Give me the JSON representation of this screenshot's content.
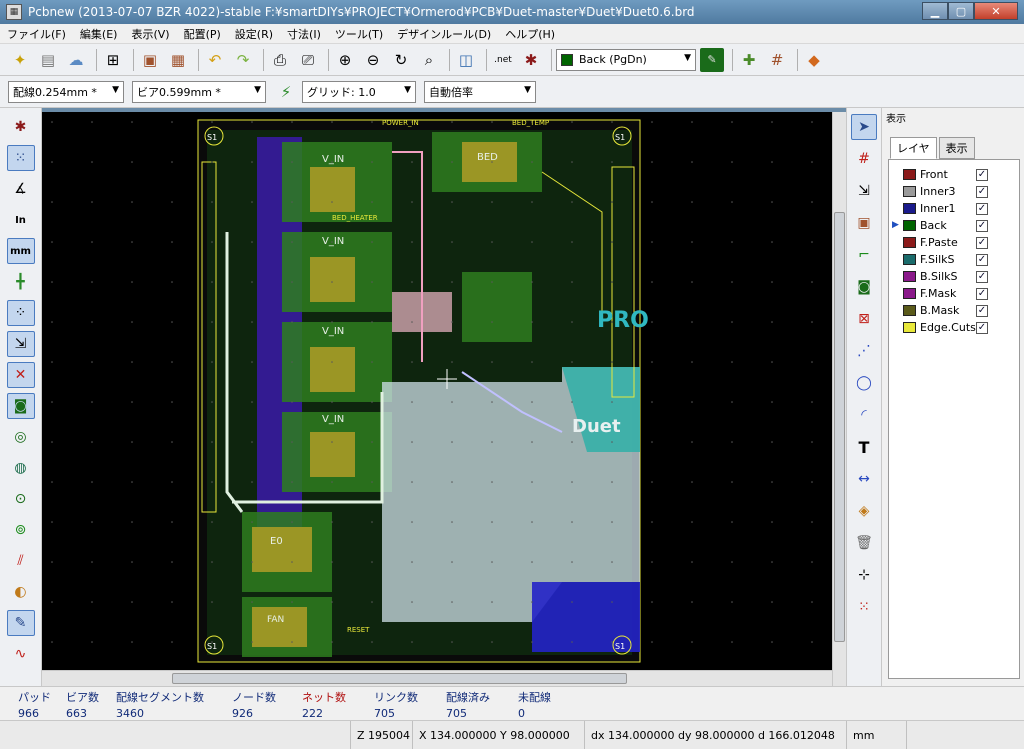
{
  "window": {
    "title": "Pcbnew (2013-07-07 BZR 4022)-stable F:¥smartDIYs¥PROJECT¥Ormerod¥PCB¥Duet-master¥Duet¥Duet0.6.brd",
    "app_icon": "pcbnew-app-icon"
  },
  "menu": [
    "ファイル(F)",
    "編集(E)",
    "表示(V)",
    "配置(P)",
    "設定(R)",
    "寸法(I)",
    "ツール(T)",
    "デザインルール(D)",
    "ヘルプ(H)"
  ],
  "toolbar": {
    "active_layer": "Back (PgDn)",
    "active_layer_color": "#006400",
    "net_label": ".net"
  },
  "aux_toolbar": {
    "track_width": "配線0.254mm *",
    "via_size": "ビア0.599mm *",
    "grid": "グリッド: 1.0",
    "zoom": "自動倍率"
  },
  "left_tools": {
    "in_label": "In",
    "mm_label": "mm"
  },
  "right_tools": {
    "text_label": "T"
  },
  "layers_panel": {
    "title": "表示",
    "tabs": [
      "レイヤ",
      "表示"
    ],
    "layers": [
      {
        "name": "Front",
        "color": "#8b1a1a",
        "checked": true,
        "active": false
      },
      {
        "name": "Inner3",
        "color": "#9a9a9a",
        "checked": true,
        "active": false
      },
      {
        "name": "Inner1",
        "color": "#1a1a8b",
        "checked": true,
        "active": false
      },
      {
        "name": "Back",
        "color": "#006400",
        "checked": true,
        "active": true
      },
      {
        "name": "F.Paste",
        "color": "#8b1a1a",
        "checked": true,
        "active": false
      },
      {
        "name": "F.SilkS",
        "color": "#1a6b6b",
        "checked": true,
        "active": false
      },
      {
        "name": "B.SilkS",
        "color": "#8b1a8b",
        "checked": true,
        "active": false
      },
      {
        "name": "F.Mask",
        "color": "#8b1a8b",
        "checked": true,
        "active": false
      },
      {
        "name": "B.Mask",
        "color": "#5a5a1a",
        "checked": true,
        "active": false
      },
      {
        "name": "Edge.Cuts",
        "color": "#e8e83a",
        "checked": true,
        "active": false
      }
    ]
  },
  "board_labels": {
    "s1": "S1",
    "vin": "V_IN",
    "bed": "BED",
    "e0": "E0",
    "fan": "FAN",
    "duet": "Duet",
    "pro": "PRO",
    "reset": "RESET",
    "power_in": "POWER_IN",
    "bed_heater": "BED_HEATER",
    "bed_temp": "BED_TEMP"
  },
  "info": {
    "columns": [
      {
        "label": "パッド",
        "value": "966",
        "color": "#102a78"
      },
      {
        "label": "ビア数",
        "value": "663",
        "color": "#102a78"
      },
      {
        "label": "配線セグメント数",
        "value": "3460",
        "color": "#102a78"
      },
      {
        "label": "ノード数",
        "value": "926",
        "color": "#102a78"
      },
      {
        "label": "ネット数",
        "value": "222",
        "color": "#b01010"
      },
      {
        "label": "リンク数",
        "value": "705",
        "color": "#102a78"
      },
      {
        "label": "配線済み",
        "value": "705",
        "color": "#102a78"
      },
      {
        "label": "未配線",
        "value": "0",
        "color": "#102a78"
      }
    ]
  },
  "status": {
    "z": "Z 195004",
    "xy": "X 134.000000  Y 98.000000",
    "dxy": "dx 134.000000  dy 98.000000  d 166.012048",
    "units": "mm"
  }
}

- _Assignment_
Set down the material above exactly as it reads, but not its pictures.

- _Answer box_
Give me the JSON representation of this screenshot's content.
{
  "window": {
    "title": "Pcbnew (2013-07-07 BZR 4022)-stable F:¥smartDIYs¥PROJECT¥Ormerod¥PCB¥Duet-master¥Duet¥Duet0.6.brd",
    "app_icon": "pcbnew-app-icon"
  },
  "menu": [
    "ファイル(F)",
    "編集(E)",
    "表示(V)",
    "配置(P)",
    "設定(R)",
    "寸法(I)",
    "ツール(T)",
    "デザインルール(D)",
    "ヘルプ(H)"
  ],
  "toolbar": {
    "active_layer": "Back (PgDn)",
    "active_layer_color": "#006400",
    "net_label": ".net"
  },
  "aux_toolbar": {
    "track_width": "配線0.254mm *",
    "via_size": "ビア0.599mm *",
    "grid": "グリッド: 1.0",
    "zoom": "自動倍率"
  },
  "left_tools": {
    "in_label": "In",
    "mm_label": "mm"
  },
  "right_tools": {
    "text_label": "T"
  },
  "layers_panel": {
    "title": "表示",
    "tabs": [
      "レイヤ",
      "表示"
    ],
    "layers": [
      {
        "name": "Front",
        "color": "#8b1a1a",
        "checked": true,
        "active": false
      },
      {
        "name": "Inner3",
        "color": "#9a9a9a",
        "checked": true,
        "active": false
      },
      {
        "name": "Inner1",
        "color": "#1a1a8b",
        "checked": true,
        "active": false
      },
      {
        "name": "Back",
        "color": "#006400",
        "checked": true,
        "active": true
      },
      {
        "name": "F.Paste",
        "color": "#8b1a1a",
        "checked": true,
        "active": false
      },
      {
        "name": "F.SilkS",
        "color": "#1a6b6b",
        "checked": true,
        "active": false
      },
      {
        "name": "B.SilkS",
        "color": "#8b1a8b",
        "checked": true,
        "active": false
      },
      {
        "name": "F.Mask",
        "color": "#8b1a8b",
        "checked": true,
        "active": false
      },
      {
        "name": "B.Mask",
        "color": "#5a5a1a",
        "checked": true,
        "active": false
      },
      {
        "name": "Edge.Cuts",
        "color": "#e8e83a",
        "checked": true,
        "active": false
      }
    ]
  },
  "board_labels": {
    "s1": "S1",
    "vin": "V_IN",
    "bed": "BED",
    "e0": "E0",
    "fan": "FAN",
    "duet": "Duet",
    "pro": "PRO",
    "reset": "RESET",
    "power_in": "POWER_IN",
    "bed_heater": "BED_HEATER",
    "bed_temp": "BED_TEMP"
  },
  "info": {
    "columns": [
      {
        "label": "パッド",
        "value": "966",
        "color": "#102a78"
      },
      {
        "label": "ビア数",
        "value": "663",
        "color": "#102a78"
      },
      {
        "label": "配線セグメント数",
        "value": "3460",
        "color": "#102a78"
      },
      {
        "label": "ノード数",
        "value": "926",
        "color": "#102a78"
      },
      {
        "label": "ネット数",
        "value": "222",
        "color": "#b01010"
      },
      {
        "label": "リンク数",
        "value": "705",
        "color": "#102a78"
      },
      {
        "label": "配線済み",
        "value": "705",
        "color": "#102a78"
      },
      {
        "label": "未配線",
        "value": "0",
        "color": "#102a78"
      }
    ]
  },
  "status": {
    "z": "Z 195004",
    "xy": "X 134.000000  Y 98.000000",
    "dxy": "dx 134.000000  dy 98.000000  d 166.012048",
    "units": "mm"
  }
}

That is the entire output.